Hannah Locke, Staff Writer

In the first few weeks of the quarantine caused by the ongoing COVID-19 pandemic, pictures and articles showing clean canals in Venice, Italy, reduced air pollution in over-populated cities, and free, unharmed wild animals were going viral.

This information sparked some hope among many humans around the world. They saw it as a light among the dark times that social isolation had brought upon us.

However, this information has brought on a false and frankly dangerous narrative that our environment is better than ever. We have been seeing the quarantine as salvation for our environment when it has actually been quite the opposite.

Flowers blooming in Crane Park. Taking hikes and walks is a great way to stay entertained while also social distancing.

One of the common topics surrounding our environment is the reduced smog in China, who has emitted 35% less carbon since they began isolation.

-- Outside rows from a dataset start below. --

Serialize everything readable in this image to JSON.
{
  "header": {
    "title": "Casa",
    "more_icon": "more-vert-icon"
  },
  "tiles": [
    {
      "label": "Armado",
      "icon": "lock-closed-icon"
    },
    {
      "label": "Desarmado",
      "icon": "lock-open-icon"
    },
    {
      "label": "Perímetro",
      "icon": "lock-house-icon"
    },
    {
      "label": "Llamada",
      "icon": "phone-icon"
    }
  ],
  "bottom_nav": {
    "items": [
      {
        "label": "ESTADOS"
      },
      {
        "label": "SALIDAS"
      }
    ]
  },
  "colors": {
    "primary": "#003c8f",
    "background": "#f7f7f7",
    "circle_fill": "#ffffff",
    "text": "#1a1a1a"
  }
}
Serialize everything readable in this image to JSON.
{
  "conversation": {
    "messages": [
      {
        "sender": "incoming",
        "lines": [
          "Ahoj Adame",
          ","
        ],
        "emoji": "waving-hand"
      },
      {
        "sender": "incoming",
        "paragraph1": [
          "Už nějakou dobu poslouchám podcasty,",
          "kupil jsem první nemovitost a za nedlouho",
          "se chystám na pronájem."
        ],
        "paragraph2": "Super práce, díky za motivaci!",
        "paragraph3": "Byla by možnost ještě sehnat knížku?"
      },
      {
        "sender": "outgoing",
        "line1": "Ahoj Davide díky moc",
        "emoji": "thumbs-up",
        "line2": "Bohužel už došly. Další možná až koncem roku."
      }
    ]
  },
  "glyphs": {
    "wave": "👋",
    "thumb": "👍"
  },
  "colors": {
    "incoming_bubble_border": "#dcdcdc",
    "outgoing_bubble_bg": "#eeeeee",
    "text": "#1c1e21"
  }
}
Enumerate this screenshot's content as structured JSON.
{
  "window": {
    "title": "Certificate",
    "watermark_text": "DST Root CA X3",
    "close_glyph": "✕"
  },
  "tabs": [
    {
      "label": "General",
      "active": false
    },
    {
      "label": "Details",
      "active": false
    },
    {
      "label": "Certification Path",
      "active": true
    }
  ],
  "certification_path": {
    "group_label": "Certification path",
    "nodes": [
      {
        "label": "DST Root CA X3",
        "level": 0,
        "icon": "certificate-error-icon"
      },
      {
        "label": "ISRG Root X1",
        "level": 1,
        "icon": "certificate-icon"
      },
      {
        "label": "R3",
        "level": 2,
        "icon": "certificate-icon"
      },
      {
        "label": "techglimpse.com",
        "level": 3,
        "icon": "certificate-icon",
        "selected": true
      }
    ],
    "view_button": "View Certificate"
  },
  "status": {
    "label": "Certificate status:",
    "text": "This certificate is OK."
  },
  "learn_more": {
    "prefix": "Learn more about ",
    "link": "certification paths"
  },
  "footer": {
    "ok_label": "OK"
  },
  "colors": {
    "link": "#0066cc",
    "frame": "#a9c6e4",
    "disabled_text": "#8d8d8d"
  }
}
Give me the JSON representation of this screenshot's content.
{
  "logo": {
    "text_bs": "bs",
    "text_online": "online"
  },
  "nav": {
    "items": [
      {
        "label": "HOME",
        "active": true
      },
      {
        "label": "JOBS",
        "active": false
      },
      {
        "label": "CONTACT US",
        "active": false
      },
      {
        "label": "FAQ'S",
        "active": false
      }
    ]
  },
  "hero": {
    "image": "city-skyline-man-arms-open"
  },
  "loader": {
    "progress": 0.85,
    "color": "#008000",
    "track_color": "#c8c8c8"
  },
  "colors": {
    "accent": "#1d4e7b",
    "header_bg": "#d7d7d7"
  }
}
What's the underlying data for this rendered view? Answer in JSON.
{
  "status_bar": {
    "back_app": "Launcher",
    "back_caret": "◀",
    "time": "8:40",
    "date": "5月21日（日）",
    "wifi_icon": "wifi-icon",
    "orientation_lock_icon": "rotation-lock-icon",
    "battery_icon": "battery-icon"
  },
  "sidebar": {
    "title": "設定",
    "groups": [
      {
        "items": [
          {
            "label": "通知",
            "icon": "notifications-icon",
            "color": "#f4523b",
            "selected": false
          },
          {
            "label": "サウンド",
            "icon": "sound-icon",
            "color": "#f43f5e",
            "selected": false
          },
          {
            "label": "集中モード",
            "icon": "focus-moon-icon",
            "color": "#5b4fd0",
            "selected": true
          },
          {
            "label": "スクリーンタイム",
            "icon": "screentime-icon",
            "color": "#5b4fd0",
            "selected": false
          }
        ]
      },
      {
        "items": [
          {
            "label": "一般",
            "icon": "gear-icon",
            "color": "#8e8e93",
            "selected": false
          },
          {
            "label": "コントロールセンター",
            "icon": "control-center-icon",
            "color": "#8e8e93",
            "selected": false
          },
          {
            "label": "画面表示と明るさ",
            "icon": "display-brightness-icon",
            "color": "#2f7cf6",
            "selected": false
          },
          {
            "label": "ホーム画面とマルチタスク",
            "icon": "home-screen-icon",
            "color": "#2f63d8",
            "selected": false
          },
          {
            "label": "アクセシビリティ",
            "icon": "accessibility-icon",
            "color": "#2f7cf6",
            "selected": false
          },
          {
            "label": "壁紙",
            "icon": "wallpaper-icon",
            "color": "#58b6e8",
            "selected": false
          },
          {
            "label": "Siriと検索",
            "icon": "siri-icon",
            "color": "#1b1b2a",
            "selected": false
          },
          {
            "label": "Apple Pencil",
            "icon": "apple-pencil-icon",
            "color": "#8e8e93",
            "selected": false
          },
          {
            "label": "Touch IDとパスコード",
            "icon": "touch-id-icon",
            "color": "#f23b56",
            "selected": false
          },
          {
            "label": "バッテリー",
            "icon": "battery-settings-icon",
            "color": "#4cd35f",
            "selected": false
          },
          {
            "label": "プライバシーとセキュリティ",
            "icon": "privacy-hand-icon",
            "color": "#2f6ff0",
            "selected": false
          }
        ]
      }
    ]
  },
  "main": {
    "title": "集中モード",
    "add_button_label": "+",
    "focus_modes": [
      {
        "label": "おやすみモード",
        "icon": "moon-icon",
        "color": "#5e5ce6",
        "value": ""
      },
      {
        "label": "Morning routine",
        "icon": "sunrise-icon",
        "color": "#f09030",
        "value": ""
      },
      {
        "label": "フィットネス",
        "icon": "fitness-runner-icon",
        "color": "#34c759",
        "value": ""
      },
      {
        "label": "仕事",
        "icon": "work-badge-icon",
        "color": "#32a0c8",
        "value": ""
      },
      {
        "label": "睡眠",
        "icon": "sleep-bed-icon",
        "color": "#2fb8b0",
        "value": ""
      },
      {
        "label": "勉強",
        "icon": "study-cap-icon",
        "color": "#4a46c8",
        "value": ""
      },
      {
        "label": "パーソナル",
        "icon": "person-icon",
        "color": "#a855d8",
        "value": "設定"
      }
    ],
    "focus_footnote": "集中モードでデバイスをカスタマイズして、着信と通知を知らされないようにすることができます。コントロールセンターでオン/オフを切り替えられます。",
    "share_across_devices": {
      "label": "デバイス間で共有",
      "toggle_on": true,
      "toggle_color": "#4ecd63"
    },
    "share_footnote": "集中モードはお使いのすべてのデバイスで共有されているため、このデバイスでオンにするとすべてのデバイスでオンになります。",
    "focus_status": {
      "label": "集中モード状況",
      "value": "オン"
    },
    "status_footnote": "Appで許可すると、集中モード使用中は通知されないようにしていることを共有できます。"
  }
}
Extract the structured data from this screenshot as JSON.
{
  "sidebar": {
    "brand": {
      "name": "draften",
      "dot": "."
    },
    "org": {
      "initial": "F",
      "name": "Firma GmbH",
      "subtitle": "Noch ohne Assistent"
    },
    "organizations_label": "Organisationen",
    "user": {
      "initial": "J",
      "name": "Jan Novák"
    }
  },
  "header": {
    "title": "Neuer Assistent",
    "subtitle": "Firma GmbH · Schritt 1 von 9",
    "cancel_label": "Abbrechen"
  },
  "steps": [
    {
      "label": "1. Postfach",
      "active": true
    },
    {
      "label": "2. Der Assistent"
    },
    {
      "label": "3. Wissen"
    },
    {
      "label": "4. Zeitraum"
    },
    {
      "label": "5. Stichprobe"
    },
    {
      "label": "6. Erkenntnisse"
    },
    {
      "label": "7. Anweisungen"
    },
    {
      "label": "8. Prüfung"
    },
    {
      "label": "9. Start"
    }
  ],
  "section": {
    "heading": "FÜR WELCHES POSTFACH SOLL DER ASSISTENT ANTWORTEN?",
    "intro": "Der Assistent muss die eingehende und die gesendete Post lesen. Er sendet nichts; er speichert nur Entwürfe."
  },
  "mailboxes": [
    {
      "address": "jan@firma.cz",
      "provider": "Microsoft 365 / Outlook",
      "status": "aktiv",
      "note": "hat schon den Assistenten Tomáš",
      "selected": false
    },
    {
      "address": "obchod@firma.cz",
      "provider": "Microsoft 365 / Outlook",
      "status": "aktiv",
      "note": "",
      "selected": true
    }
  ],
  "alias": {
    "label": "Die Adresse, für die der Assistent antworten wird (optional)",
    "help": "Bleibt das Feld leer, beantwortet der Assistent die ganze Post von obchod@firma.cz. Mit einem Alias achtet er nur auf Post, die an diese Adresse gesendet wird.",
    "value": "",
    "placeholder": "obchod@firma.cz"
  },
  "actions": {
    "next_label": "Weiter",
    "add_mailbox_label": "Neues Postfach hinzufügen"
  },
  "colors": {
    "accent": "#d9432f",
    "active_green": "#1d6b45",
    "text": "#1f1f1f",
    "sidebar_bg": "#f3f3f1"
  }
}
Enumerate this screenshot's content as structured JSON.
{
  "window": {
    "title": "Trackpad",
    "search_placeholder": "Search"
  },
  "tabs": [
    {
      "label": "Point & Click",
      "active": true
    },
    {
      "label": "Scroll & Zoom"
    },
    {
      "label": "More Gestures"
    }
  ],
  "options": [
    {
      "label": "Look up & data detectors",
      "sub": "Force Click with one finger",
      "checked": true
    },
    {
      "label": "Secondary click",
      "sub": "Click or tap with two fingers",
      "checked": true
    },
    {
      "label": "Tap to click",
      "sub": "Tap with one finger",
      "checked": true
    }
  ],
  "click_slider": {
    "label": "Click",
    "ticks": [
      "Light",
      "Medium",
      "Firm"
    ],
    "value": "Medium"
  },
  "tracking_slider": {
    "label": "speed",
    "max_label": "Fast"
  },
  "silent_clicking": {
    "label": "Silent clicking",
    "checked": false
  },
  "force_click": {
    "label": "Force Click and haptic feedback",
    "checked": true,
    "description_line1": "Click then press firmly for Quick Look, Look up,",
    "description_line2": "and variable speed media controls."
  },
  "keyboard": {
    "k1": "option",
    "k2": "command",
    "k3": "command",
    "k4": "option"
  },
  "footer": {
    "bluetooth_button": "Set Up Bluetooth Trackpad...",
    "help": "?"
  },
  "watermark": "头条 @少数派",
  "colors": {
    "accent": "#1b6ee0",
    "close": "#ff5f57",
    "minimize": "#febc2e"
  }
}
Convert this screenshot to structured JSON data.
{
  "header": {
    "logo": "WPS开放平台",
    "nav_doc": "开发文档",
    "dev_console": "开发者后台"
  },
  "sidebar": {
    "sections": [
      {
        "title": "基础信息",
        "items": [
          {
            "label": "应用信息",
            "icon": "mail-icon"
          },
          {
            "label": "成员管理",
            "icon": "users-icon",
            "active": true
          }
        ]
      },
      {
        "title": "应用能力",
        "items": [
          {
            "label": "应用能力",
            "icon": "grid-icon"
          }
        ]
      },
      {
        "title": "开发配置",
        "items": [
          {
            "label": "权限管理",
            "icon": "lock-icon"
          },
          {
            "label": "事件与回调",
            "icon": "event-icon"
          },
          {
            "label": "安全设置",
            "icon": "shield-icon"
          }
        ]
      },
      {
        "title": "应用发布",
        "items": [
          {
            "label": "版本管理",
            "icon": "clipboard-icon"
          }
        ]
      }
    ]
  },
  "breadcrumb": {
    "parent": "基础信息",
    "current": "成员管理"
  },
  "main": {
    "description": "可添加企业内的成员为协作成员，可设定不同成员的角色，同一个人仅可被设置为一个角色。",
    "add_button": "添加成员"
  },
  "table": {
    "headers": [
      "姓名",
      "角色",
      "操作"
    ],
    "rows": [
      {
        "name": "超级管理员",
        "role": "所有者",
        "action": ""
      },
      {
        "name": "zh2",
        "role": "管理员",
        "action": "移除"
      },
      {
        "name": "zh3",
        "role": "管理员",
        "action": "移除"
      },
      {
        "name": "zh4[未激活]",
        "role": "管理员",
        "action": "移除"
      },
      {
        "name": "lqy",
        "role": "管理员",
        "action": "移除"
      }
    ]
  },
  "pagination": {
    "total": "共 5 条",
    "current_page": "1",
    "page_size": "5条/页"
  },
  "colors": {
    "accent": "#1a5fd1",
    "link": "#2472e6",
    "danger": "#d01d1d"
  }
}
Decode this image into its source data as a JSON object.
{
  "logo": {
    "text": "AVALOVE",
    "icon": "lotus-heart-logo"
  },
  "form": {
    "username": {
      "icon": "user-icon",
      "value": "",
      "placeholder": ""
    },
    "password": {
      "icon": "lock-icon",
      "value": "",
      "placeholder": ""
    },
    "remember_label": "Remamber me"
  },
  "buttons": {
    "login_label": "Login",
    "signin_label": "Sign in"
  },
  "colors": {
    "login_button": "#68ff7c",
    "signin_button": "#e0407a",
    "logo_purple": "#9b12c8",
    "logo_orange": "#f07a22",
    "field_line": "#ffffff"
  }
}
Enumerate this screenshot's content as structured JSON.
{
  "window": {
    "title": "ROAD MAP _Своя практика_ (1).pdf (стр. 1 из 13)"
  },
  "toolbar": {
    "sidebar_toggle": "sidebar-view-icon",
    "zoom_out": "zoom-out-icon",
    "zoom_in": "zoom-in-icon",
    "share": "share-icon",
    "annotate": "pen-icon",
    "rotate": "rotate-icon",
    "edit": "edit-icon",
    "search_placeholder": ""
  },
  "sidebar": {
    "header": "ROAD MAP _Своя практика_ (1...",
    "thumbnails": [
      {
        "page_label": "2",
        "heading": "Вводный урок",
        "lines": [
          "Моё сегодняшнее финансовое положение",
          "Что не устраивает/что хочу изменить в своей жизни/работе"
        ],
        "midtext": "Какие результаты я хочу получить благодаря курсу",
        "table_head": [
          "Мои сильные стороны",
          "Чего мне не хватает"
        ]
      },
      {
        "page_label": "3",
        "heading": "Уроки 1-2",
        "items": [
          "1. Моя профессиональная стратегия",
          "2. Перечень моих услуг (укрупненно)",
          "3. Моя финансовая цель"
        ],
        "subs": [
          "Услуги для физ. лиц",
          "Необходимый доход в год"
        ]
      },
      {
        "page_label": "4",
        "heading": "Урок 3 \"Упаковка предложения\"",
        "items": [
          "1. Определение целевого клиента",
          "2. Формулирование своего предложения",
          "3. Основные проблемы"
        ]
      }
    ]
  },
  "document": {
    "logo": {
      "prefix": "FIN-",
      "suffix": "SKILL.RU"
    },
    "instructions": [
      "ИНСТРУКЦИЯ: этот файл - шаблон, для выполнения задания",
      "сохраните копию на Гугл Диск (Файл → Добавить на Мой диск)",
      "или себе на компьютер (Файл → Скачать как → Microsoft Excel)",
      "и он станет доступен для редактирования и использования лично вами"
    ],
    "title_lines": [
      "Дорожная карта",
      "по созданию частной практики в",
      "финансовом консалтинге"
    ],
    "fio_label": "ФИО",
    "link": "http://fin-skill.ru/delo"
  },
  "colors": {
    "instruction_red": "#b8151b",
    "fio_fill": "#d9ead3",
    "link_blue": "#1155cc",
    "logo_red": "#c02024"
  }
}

According to the article, It’s dangerous to view COVID-19 as a solution to environmental issues, author Miranda Jackson-Nudelman stated, “such a dramatic decline in polluting emissions was an almost unintentional consequence of China’s strict nationwide quarantine regulations.”

China has a zero-contact policy put into place and has taken drastic measures to lessen the growing number of COVID-19 cases in the country. The effects that this decision had on the environment has caused the greater, more current issues to be ignored.

In Venice, Italy pictures have been posted of the once murky and polluted canals, clear and blue again. The posts have also shown wildlife, such as dolphins and swans, showing up in the canals. Presumably because of the lack of pollution. What is misleading about this viral media is that some of it has been proven as fake, while other occurrences have been blown out of proportion.

“The swans in the viral posts regularly appear in the canals of Burano, a small island in the greater Venice metropolitan area, where the photos were taken. The ‘Venetian’ dolphins were filmed at a port in Sardinia, in the Mediterranean Sea, hundreds of miles away,” wrote Natasha Daly in Fake animal news abounds on social media as coronavirus upends life from National Geographic.

Also, the ban has been lifted on plastic bags in many states because stores don’t want people bringing in their own bags that cashiers will have to touch. Starbucks has also temporarily banned the use of reusable cups in order to keep employees and customers safe.

“Add to that a rise in takeout and a ban on reusable cups and straws at the few coffee stores that remain open, and environmentalists worry COVID-19 could set back their efforts to tackle plastic pollution for years,” said reporter Gillian Flaccus in Pandemic deals blow to plastic bag bans, plastic reduction from AP News.

The attraction towards positive news during this turbulent time is understandable, but it is important to check the facts behind everything you read.